  • 4pm-6pm: A History of Earth First with Slideshow
    • Presented by Karen Coulter, founder of Blue Mountains Biodiversity Project
    • Earth First! was named in 1979 in response to a lethargic, compromising, and increasingly corporate environmental community. Earth First! takes a decidedly different tack towards environmental issues. They believe in using all the tools in the tool box, ranging from grassroots organizing and involvement in the legal process to civil disobedience. Coulter offers up the real dirt from the frontlines. This is an informative and exciting look at environmentalism more radical roots.


  • Monday, April 16
    • 9-11am: How to Pull Weeds Workshop (Meet in Parking Lot 10)
    • 1-3pm: How to Grow Herbs Indoors Workshop and Screening of Bag It – an eye-opening documentary about plastics! (Pine Room)
  • Tuesday, April 17
    • 1pm: Composting Workshop with the Organic Gardening Club and the PCC District Recycling Coordinator (Lower CC Mall)
    • 3-5pm: Screening of Beyond the Spill – A documentary about the Gulf Oil Spill (ST 101)

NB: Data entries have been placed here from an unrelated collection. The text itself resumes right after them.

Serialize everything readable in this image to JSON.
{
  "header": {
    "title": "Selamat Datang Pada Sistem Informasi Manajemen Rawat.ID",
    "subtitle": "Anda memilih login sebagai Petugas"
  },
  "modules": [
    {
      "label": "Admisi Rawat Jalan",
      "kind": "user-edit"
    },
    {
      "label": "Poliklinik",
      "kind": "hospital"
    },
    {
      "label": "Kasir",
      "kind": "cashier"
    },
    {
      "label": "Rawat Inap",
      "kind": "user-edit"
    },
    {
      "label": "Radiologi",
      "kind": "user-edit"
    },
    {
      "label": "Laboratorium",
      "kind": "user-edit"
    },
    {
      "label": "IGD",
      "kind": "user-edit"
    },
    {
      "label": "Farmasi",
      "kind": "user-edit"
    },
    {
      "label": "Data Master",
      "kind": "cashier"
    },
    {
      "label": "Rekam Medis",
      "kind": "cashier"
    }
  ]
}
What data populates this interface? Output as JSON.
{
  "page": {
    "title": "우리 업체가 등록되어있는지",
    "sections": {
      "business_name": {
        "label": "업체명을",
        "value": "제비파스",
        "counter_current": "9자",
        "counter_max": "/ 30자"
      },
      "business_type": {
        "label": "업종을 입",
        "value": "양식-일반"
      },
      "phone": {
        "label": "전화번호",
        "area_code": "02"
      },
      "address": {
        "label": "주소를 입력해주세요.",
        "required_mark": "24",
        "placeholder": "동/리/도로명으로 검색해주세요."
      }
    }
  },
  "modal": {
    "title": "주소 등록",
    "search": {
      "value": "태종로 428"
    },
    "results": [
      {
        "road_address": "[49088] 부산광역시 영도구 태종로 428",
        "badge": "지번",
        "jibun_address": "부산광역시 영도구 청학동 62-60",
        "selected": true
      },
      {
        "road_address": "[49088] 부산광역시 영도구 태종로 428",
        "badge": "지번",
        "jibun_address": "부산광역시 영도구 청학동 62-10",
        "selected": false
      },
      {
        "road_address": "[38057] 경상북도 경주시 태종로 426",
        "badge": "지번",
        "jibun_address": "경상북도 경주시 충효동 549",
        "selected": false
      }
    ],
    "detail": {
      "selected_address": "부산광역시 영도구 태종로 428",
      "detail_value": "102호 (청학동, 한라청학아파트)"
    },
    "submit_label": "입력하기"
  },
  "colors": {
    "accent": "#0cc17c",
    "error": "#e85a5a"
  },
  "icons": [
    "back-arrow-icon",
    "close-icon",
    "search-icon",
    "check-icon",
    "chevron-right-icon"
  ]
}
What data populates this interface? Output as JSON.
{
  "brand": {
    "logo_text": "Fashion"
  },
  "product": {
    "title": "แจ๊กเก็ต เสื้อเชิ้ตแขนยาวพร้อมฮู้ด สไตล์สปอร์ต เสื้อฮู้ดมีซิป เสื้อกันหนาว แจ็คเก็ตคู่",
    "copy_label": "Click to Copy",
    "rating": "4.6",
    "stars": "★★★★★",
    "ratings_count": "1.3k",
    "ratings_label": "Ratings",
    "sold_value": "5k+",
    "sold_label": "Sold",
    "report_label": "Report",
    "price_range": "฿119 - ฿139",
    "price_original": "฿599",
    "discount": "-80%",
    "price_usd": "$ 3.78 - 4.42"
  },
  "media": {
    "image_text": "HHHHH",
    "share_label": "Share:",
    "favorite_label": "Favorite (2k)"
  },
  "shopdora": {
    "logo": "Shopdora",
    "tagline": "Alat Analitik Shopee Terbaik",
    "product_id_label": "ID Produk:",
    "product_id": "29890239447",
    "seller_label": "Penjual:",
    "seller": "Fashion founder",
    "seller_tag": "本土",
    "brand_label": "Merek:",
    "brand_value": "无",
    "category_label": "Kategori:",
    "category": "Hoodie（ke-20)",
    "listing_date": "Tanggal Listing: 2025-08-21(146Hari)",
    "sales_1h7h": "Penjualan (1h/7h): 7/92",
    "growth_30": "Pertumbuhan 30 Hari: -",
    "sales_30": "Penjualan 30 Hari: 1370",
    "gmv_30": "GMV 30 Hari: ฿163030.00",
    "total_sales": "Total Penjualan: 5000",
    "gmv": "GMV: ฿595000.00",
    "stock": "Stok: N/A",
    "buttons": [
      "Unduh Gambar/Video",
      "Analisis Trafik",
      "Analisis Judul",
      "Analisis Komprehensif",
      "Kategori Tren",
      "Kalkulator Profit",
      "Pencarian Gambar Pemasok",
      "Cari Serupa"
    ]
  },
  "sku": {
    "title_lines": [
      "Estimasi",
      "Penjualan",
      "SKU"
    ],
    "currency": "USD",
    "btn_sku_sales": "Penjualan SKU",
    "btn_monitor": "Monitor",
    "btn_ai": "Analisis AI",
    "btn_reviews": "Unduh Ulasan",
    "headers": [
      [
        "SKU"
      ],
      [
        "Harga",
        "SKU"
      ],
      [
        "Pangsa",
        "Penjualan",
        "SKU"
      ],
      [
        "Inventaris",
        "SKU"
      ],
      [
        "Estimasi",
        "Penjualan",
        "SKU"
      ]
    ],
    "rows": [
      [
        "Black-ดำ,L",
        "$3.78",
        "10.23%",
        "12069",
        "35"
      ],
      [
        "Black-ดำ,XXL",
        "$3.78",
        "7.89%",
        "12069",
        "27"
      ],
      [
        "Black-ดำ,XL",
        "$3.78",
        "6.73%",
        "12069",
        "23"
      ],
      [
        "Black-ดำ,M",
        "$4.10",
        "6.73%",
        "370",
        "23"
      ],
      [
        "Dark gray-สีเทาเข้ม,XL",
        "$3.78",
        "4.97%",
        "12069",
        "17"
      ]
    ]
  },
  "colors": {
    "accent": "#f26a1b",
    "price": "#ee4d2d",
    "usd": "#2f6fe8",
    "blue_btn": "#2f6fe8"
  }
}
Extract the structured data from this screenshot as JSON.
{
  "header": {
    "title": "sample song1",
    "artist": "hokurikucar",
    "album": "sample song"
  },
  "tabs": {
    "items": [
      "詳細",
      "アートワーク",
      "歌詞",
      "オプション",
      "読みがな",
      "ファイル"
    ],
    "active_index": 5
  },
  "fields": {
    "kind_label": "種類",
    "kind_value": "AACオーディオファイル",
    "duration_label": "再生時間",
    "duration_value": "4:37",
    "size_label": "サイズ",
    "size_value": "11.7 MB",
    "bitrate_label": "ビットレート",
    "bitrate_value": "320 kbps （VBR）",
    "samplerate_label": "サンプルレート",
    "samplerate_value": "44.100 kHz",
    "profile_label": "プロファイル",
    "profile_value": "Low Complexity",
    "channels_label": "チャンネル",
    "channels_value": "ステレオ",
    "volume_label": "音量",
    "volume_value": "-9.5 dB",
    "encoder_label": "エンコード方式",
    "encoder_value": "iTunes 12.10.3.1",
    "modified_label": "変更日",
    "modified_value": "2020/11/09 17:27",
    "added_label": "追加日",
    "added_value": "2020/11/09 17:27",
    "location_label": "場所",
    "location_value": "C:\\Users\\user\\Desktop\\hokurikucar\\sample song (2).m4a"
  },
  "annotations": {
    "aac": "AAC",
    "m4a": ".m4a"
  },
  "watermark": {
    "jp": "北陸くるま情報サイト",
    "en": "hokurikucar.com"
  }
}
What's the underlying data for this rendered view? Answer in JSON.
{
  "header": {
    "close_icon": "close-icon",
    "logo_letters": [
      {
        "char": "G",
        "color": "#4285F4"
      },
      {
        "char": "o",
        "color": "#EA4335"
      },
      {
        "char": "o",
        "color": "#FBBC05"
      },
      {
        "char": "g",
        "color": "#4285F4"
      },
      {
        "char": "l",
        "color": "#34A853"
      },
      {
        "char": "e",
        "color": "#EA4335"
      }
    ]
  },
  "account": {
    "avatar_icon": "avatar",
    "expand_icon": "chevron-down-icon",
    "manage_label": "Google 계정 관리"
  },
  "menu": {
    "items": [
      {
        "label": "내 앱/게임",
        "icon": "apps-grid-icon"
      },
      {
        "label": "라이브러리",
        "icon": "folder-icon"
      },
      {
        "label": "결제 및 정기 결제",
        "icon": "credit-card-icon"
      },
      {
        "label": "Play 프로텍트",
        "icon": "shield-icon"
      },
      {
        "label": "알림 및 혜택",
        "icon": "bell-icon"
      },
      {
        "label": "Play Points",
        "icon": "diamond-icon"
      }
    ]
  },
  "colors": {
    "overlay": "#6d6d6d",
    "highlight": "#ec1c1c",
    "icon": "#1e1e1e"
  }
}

  • Wednesday, April 18
    • 1-3pm: Screening of Bag It – an eye-opening documentary about plastics! (ST 101)
  • Thursday, April 19
    • 12:30pm: Tour of the Sylvania Learning Garden. Designed to function as a therapeutic garden, a children’s garden, a science lab, a muse for artistic inspiration, a natural building showcase, a source of organic produce and flowers, a social hub, and an integration of permaculture principles, the Sylvania Learning Garden has many features that are just beginning to take form. The tour starts in the upper CC mall.
  • Friday, April 20
    • 6-9pm: Evening fund raiser for Earth and Spirit Council. (Performing Arts Center)
    • Only $5 for PCC students! Speakers include Grandmother Agnes Pilgrim, oldest living member of the Takelma Indians of Southern Oregon and world renowned spiritual leader. Also, Duane Elgin, internationally recognized visionary speaker and author of Voluntary Simplicity, the Living Universe, Promise Ahead, and Awakening Earth. Also speaking are: Laura Kutner, founder of Trash for Peace; Erick Gonzalez; Barbara Ford, founding member of the Columbia Eco-Village; and Larry Merculieff, former chairman of the Alaska chapter of the Nature Conservancy. The evening will close with song, drumming, and celebration.
  • Saturday, April 21
    • 9-6pm: Sylvania Campus Earth Day Conference – Free for Students!
    • 24 workshops and speakers including PCC Sylvania’s Dr. Kim Smith, Environmental Sociologist. Other presenters include: John Kallas, North American authority on edible plants; Peter Michael Bauer, founder of ReWild Portland; Sean Cruz, co-founder of Friends of Celilo Falls; and many more.